Simon Fairnie is the son of a fishing family whose ancestry can be traced back to the early 1700s. He was born and brought up in Fisherrow where he has lived all his life, and is Treasurer of the Musselburgh Museum and Heritage Group and coordinator of Musselburgh Museum.

Fisherrow, once separate from Musselburgh which it now is an integral part of, is located west of the River Esk and east of the Magdalene Burn, in the past it was the home of the fisher people. Many families lived in a ‘single end’ or a room and kitchen, with only cold running water, gas lighting and outside shared lavatories  Houses that were built after 1900 had better living accommodation with toilets, garrets/lofts where fishing gear could be stored, and wash-houses where the washing was done typically on a Monday.

It was the custom that a fisher girl would marry a fisher lad. So as to be prepared for work as a fishwife and in order to help her husband in his work mothers taught their daughters how to handle fish and other tasks. 

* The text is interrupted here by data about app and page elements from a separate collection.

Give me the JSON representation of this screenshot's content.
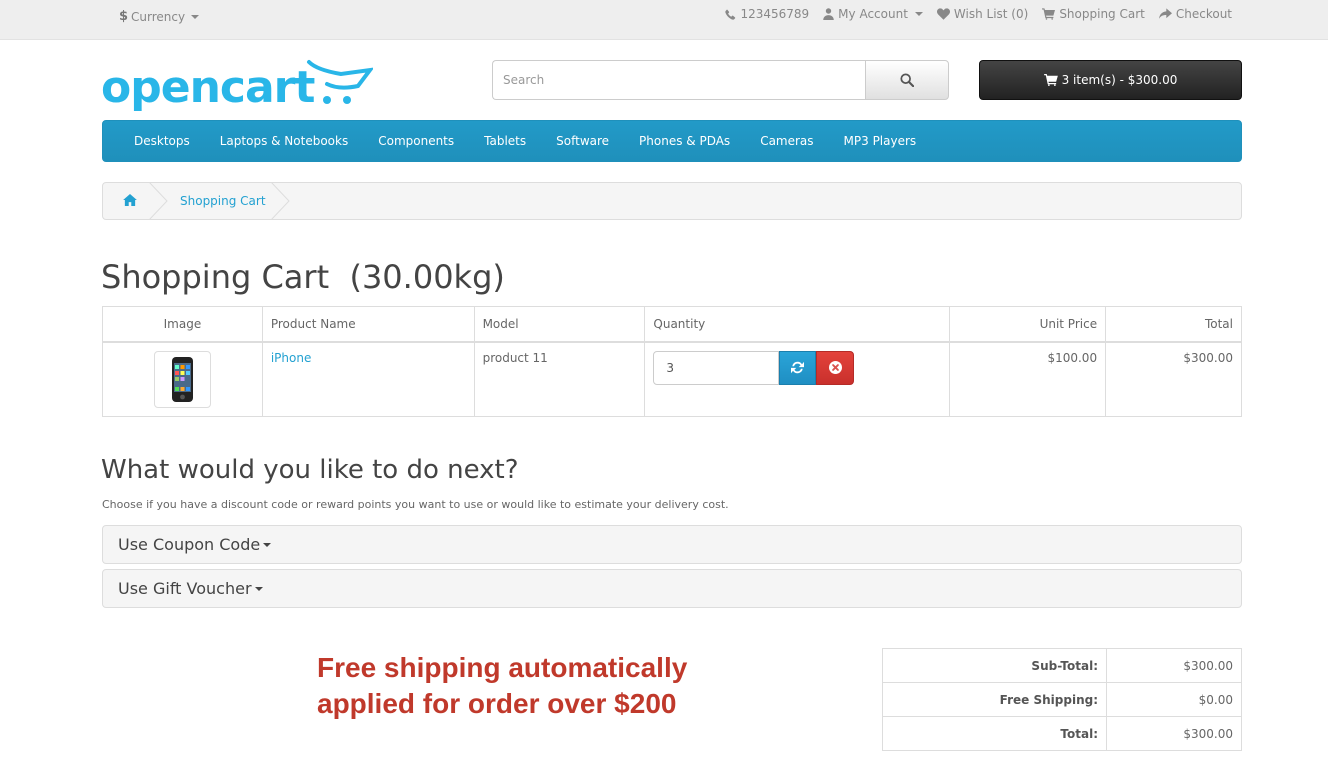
{
  "topbar": {
    "currency_symbol": "$",
    "currency_label": "Currency",
    "phone": "123456789",
    "my_account": "My Account",
    "wish_list": "Wish List (0)",
    "shopping_cart": "Shopping Cart",
    "checkout": "Checkout"
  },
  "header": {
    "logo_text": "opencart",
    "search_placeholder": "Search",
    "cart_button": "3 item(s) - $300.00"
  },
  "menu": {
    "items": [
      "Desktops",
      "Laptops & Notebooks",
      "Components",
      "Tablets",
      "Software",
      "Phones & PDAs",
      "Cameras",
      "MP3 Players"
    ]
  },
  "breadcrumb": {
    "items": [
      "Shopping Cart"
    ]
  },
  "page": {
    "title": "Shopping Cart  (30.00kg)"
  },
  "cart": {
    "headers": {
      "image": "Image",
      "name": "Product Name",
      "model": "Model",
      "quantity": "Quantity",
      "unit_price": "Unit Price",
      "total": "Total"
    },
    "rows": [
      {
        "name": "iPhone",
        "model": "product 11",
        "quantity": "3",
        "unit_price": "$100.00",
        "total": "$300.00"
      }
    ]
  },
  "next": {
    "title": "What would you like to do next?",
    "description": "Choose if you have a discount code or reward points you want to use or would like to estimate your delivery cost.",
    "coupon": "Use Coupon Code",
    "voucher": "Use Gift Voucher"
  },
  "promo": {
    "line1": "Free shipping automatically",
    "line2": "applied for order over $200"
  },
  "totals": [
    {
      "label": "Sub-Total:",
      "value": "$300.00"
    },
    {
      "label": "Free Shipping:",
      "value": "$0.00"
    },
    {
      "label": "Total:",
      "value": "$300.00"
    }
  ],
  "colors": {
    "menu_blue": "#229ac8",
    "link_blue": "#23a1d1",
    "logo_blue": "#29b6e8",
    "promo_red": "#c0392b",
    "remove_red": "#d9534f"
  }
}
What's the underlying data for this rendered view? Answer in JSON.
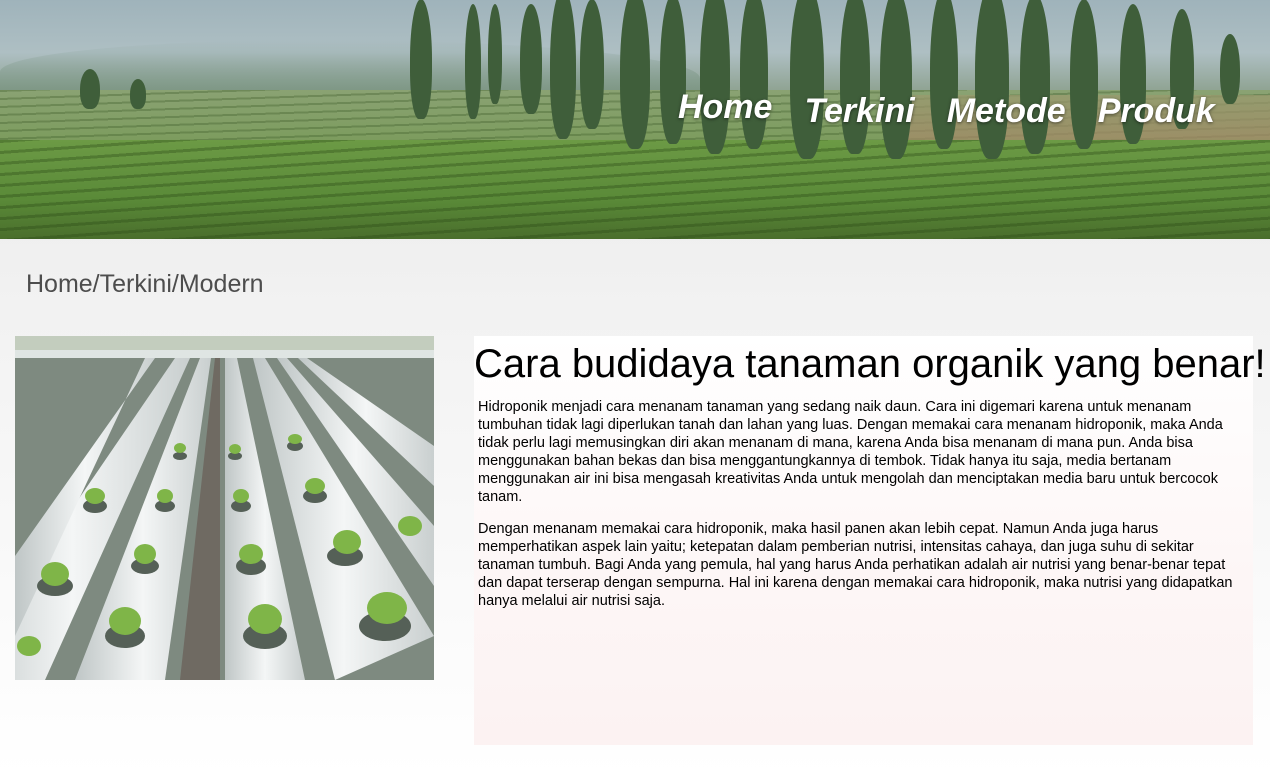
{
  "header": {
    "nav": [
      "Home",
      "Terkini",
      "Metode",
      "Produk"
    ]
  },
  "breadcrumb": "Home/Terkini/Modern",
  "article": {
    "title": "Cara budidaya tanaman organik yang benar!",
    "paragraphs": [
      "Hidroponik menjadi cara menanam tanaman yang sedang naik daun. Cara ini digemari karena untuk menanam tumbuhan tidak lagi diperlukan tanah dan lahan yang luas. Dengan memakai cara menanam hidroponik, maka Anda tidak perlu lagi memusingkan diri akan menanam di mana, karena Anda bisa menanam di mana pun. Anda bisa menggunakan bahan bekas dan bisa menggantungkannya di tembok. Tidak hanya itu saja, media bertanam menggunakan air ini bisa mengasah kreativitas Anda untuk mengolah dan menciptakan media baru untuk bercocok tanam.",
      "Dengan menanam memakai cara hidroponik, maka hasil panen akan lebih cepat. Namun Anda juga harus memperhatikan aspek lain yaitu; ketepatan dalam pemberian nutrisi, intensitas cahaya, dan juga suhu di sekitar tanaman tumbuh. Bagi Anda yang pemula, hal yang harus Anda perhatikan adalah air nutrisi yang benar-benar tepat dan dapat terserap dengan sempurna. Hal ini karena dengan memakai cara hidroponik, maka nutrisi yang didapatkan hanya melalui air nutrisi saja."
    ]
  },
  "colors": {
    "nav_text": "#ffffff",
    "breadcrumb_text": "#4d4d4d",
    "article_bg": "#fdf6f6"
  }
}
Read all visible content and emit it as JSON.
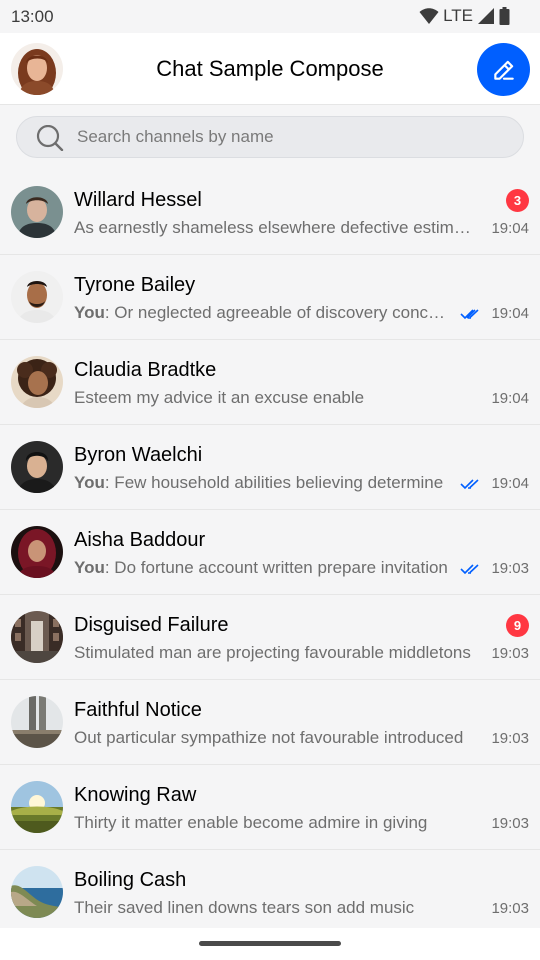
{
  "status_bar": {
    "time": "13:00",
    "network": "LTE"
  },
  "header": {
    "title": "Chat Sample Compose",
    "avatar_icon": "user-avatar",
    "compose_icon": "pencil-icon",
    "accent": "#005fff"
  },
  "search": {
    "placeholder": "Search channels by name",
    "value": ""
  },
  "channels": [
    {
      "name": "Willard Hessel",
      "you": "",
      "message": "As earnestly shameless elsewhere defective estimating",
      "time": "19:04",
      "unread": "3",
      "read": false
    },
    {
      "name": "Tyrone Bailey",
      "you": "You",
      "message": ": Or neglected agreeable of discovery concluded",
      "time": "19:04",
      "unread": "",
      "read": true
    },
    {
      "name": "Claudia Bradtke",
      "you": "",
      "message": "Esteem my advice it an excuse enable",
      "time": "19:04",
      "unread": "",
      "read": false
    },
    {
      "name": "Byron Waelchi",
      "you": "You",
      "message": ": Few household abilities believing determine",
      "time": "19:04",
      "unread": "",
      "read": true
    },
    {
      "name": "Aisha Baddour",
      "you": "You",
      "message": ": Do fortune account written prepare invitation",
      "time": "19:03",
      "unread": "",
      "read": true
    },
    {
      "name": "Disguised Failure",
      "you": "",
      "message": "Stimulated man are projecting favourable middletons",
      "time": "19:03",
      "unread": "9",
      "read": false
    },
    {
      "name": "Faithful Notice",
      "you": "",
      "message": "Out particular sympathize not favourable introduced",
      "time": "19:03",
      "unread": "",
      "read": false
    },
    {
      "name": "Knowing Raw",
      "you": "",
      "message": "Thirty it matter enable become admire in giving",
      "time": "19:03",
      "unread": "",
      "read": false
    },
    {
      "name": "Boiling Cash",
      "you": "",
      "message": "Their saved linen downs tears son add music",
      "time": "19:03",
      "unread": "",
      "read": false
    }
  ],
  "colors": {
    "badge": "#ff3742",
    "read_check": "#005fff",
    "background": "#f5f5f6"
  }
}
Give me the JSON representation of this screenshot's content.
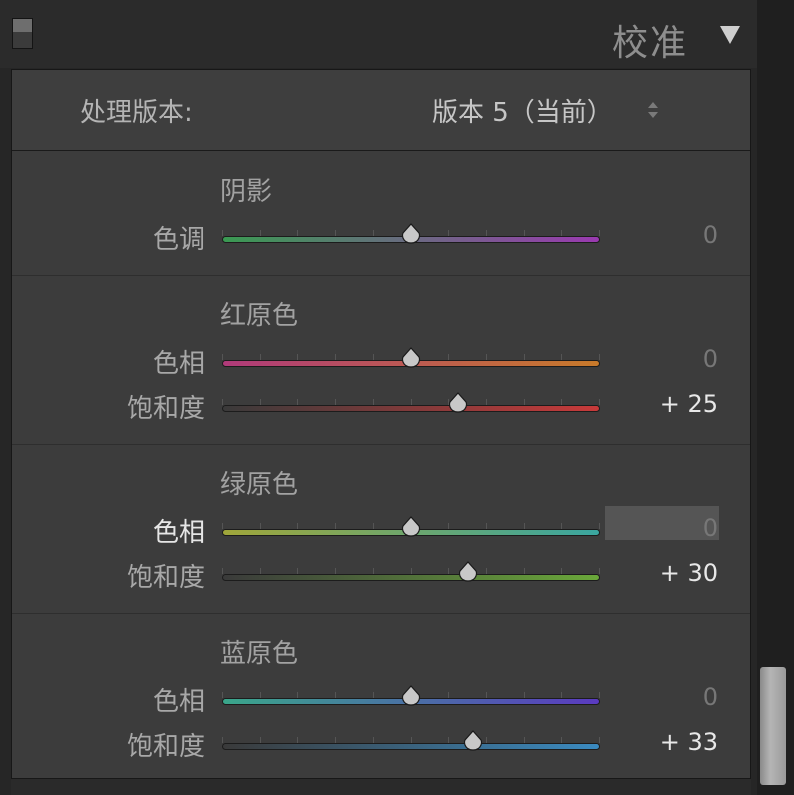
{
  "header": {
    "title": "校准",
    "collapse_icon": "triangle-down-icon"
  },
  "process": {
    "label": "处理版本:",
    "value": "版本 5（当前）"
  },
  "sections": [
    {
      "title": "阴影",
      "rows": [
        {
          "label": "色调",
          "value": "0",
          "numeric": 0,
          "gradient": [
            "#3a9a52",
            "#9a3ab0"
          ],
          "active": false
        }
      ]
    },
    {
      "title": "红原色",
      "rows": [
        {
          "label": "色相",
          "value": "0",
          "numeric": 0,
          "gradient": [
            "#b03a7a",
            "#c87a2a"
          ],
          "active": false
        },
        {
          "label": "饱和度",
          "value": "+ 25",
          "numeric": 25,
          "gradient": [
            "#3a3a3a",
            "#c83a3a"
          ],
          "active": false
        }
      ]
    },
    {
      "title": "绿原色",
      "rows": [
        {
          "label": "色相",
          "value": "0",
          "numeric": 0,
          "gradient": [
            "#a0a63a",
            "#3aa6a0"
          ],
          "active": true
        },
        {
          "label": "饱和度",
          "value": "+ 30",
          "numeric": 30,
          "gradient": [
            "#3a3a3a",
            "#6aa83a"
          ],
          "active": false
        }
      ]
    },
    {
      "title": "蓝原色",
      "rows": [
        {
          "label": "色相",
          "value": "0",
          "numeric": 0,
          "gradient": [
            "#3aa68a",
            "#5a3ac0"
          ],
          "active": false
        },
        {
          "label": "饱和度",
          "value": "+ 33",
          "numeric": 33,
          "gradient": [
            "#3a3a3a",
            "#3a8ac0"
          ],
          "active": false
        }
      ]
    }
  ]
}
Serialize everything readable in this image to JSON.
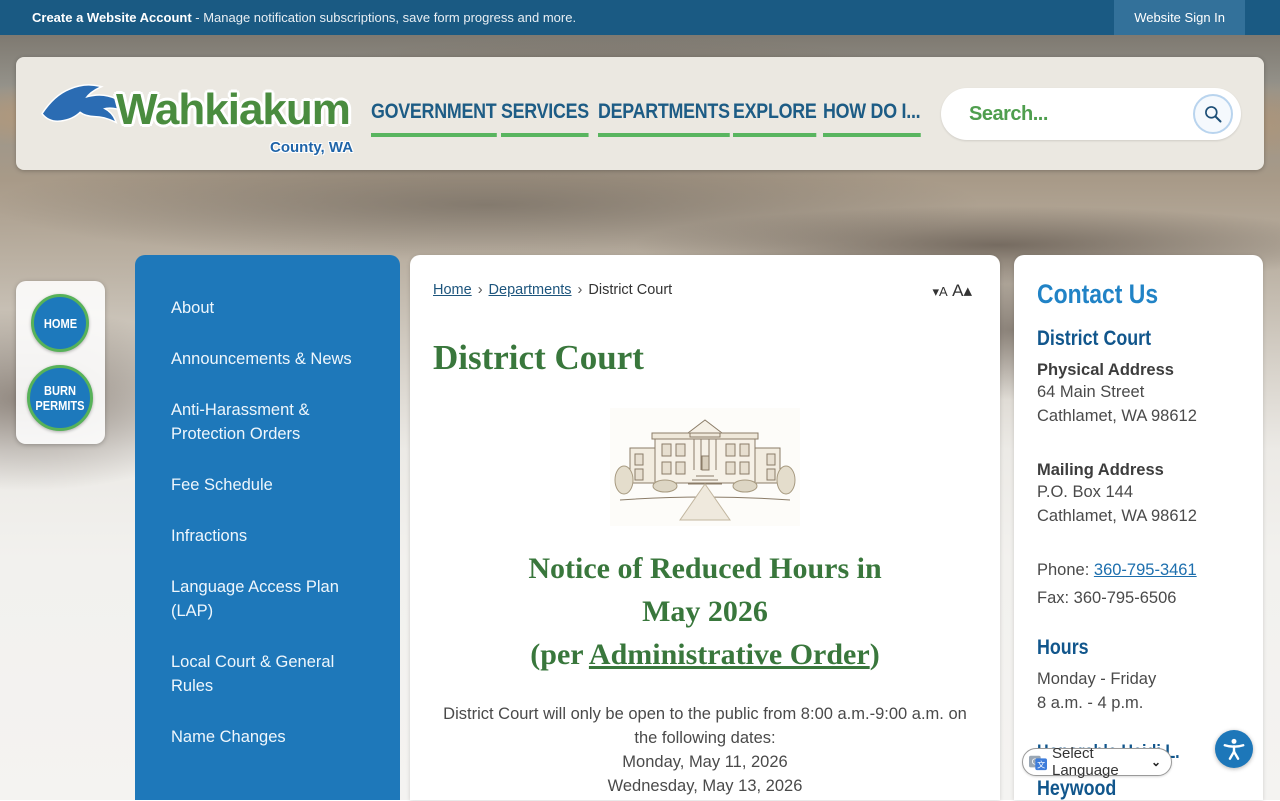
{
  "topbar": {
    "account_link": "Create a Website Account",
    "account_rest": " - Manage notification subscriptions, save form progress and more.",
    "signin": "Website Sign In"
  },
  "header": {
    "logo": {
      "name": "Wahkiakum",
      "sub": "County, WA"
    },
    "nav": [
      {
        "label": "GOVERNMENT"
      },
      {
        "label": "SERVICES"
      },
      {
        "label": "DEPARTMENTS"
      },
      {
        "label": "EXPLORE"
      },
      {
        "label": "HOW DO I..."
      }
    ],
    "search_placeholder": "Search..."
  },
  "quick_links": {
    "home": "HOME",
    "burn_permits": "BURN PERMITS"
  },
  "sidebar": {
    "items": [
      {
        "label": "About"
      },
      {
        "label": "Announcements & News"
      },
      {
        "label": "Anti-Harassment & Protection Orders"
      },
      {
        "label": "Fee Schedule"
      },
      {
        "label": "Infractions"
      },
      {
        "label": "Language Access Plan (LAP)"
      },
      {
        "label": "Local Court & General Rules"
      },
      {
        "label": "Name Changes"
      }
    ]
  },
  "breadcrumb": {
    "home": "Home",
    "departments": "Departments",
    "current": "District Court",
    "separator": "›"
  },
  "text_size": {
    "decrease": "▾A",
    "increase": "A▴"
  },
  "main": {
    "title": "District Court",
    "notice": {
      "line1": "Notice of Reduced Hours in",
      "line2": "May 2026",
      "line3_prefix": "(per ",
      "line3_link": "Administrative Order",
      "line3_suffix": ")"
    },
    "body": [
      "District Court will only be open to the public from 8:00 a.m.-9:00 a.m. on",
      "the following dates:",
      "Monday, May 11, 2026",
      "Wednesday, May 13, 2026"
    ]
  },
  "contact": {
    "title": "Contact Us",
    "department": "District Court",
    "physical": {
      "label": "Physical Address",
      "line1": "64 Main Street",
      "line2": "Cathlamet, WA 98612"
    },
    "mailing": {
      "label": "Mailing Address",
      "line1": "P.O. Box 144",
      "line2": "Cathlamet, WA 98612"
    },
    "phone_label": "Phone: ",
    "phone": "360-795-3461",
    "fax": "Fax: 360-795-6506",
    "hours": {
      "title": "Hours",
      "line1": "Monday - Friday",
      "line2": "8 a.m. - 4 p.m."
    },
    "judge_partial": "Honorable Heidi L.",
    "judge_line2": "Heywood"
  },
  "language": {
    "label": "Select Language",
    "chevron": "⌄"
  },
  "colors": {
    "topbar": "#1a5a83",
    "accent_blue": "#1e78ba",
    "accent_green": "#59b55f",
    "heading_green": "#39773c",
    "nav_blue": "#1d5c85",
    "contact_blue": "#2183c6"
  }
}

White fish such as cod, haddock, plaice and sole occupy the lower waters or seabed and were fished using hooks and lines. These so-called short lines had a thousand hooks were made by the women who also baited them onshore.  The bait used was mussels gathered by the women from the local mussel-beds from which using a shelling knife the flesh was removed from the shells and attached to every hook.  That task was done at home so that the baited lines, now coiled in shooting baskets, would be ready for their husbands to take to sea.

After lines were fished they’d be brought ashore to be tidied up and re-baited which was a continual process.

Some women who gathered mussels boiled them and took them to Edinburgh to sell on the streets where they sold for sixpence a saucer and were a well known delicacy.

Women have been handling and selling fish for many years.  When sail-driven boats – Fifies - were used to fish for white fish the fish were landed in their home ports or on the nearest shore. Once landed the fish were washed then laid out at the harbour market to be sold to fishwives and fish merchants. Once bought by the fishwives they loaded their creels and sculls with fish, travelled by electric tram from Fisherrow to Joppa, then walked up Fishwives Causeway to sell their fish in the City.

There also was an evening market open to local residents. This market was announced by a man shouting “there will be a fish roup at Fisherraw at 5 o’clock, come and buy - who will!”.

When a girl who as she was growing up had learnt all about fish from her mother would leave school aged 14 yrs to start work as a fishwife she was taken to the dressmaker, and to the basket-maker to be kitted out for work. Then she would be given some of her mother’s customers to get started after which time she would have to find her own customers. Any money earned when first starting out she would tell her mother but once she had established customers of her own what she earned was told no-one not even her husband!!

When Fifies were succeeded by motorised yawls fish was landed at the City fish market at Newhaven so the fishwives had to go there to buy their fish which caused all the local harbour markets to go in to abeyance.

When at the market women worked in syndicates of five or six with one lady buying fish for all her group. Fisherwives were never without their knitting and whilst waiting for their fish their needles would be going clickety-click and their tongues quackety-quack exchanging all the local gossip.

When fish was brought to each group it would be sorted into equal piles which were then fairly allocated by ‘casting kyles’ – that was by the placing of, by an independent person, a token onto each pile.  Once allocated each woman would load her creel - sometimes weighing up to 112lb (60Kg) - ready to carry off to her customers in the City. Some women went to Fife with others to the Borders to sell their fish.

The women dressed in their distinctive navy blue serge working clothes carrying their creels were regularly seen and respected in the town and because of their hard working ethic, honesty, and forthright speaking were well thought of by their customers many of whom were prominent professional people and who became life-long friends.

Women “went to the creel” because of tradition – they followed their grandmothers and mothers before them, and/or to be the breadwinner – many were widowed in World War One left with children to bring up and no income. Also when their husbands were away fishing they did not always have regular incomes so it was the women who were the main ‘breadwinner’ of the family.

When the fishermen husbands were fishing away from home sometimes for months at a time Fisherrow was a matriarchal society with the women having another role as well as working they looked after their families and sustained the community.  However it was not all work as there were occasions to partake in benevolence by dressed in their colourful Gala clothes participating in charity and other such parades and especially in September each year when the men came home between herring fishing/s they took part in the Annual Fishemens’ Walk a day of commemoration, fun and celebration.

There are no longer any working fishwives the tradition dying out when the last lady Mrs Betty Miller BEM retired in 1988. There is now only one lady alive aged 94 who is the last to have gone to the creel.

Whilst these women have all but gone they will never be forgotten.



The volunteer-run Musselburgh Museum created in 2011 is located at 65 High Street.

Its objective is to preserve the rich heritage of the town by collecting items of relevance, mounting themed exhibitions and providing a location where locals and visitors can learn about Musselburgh.

The Museum is open between 10.30 and 16.00 on Thursdays, Fridays and Saturdays during April-September.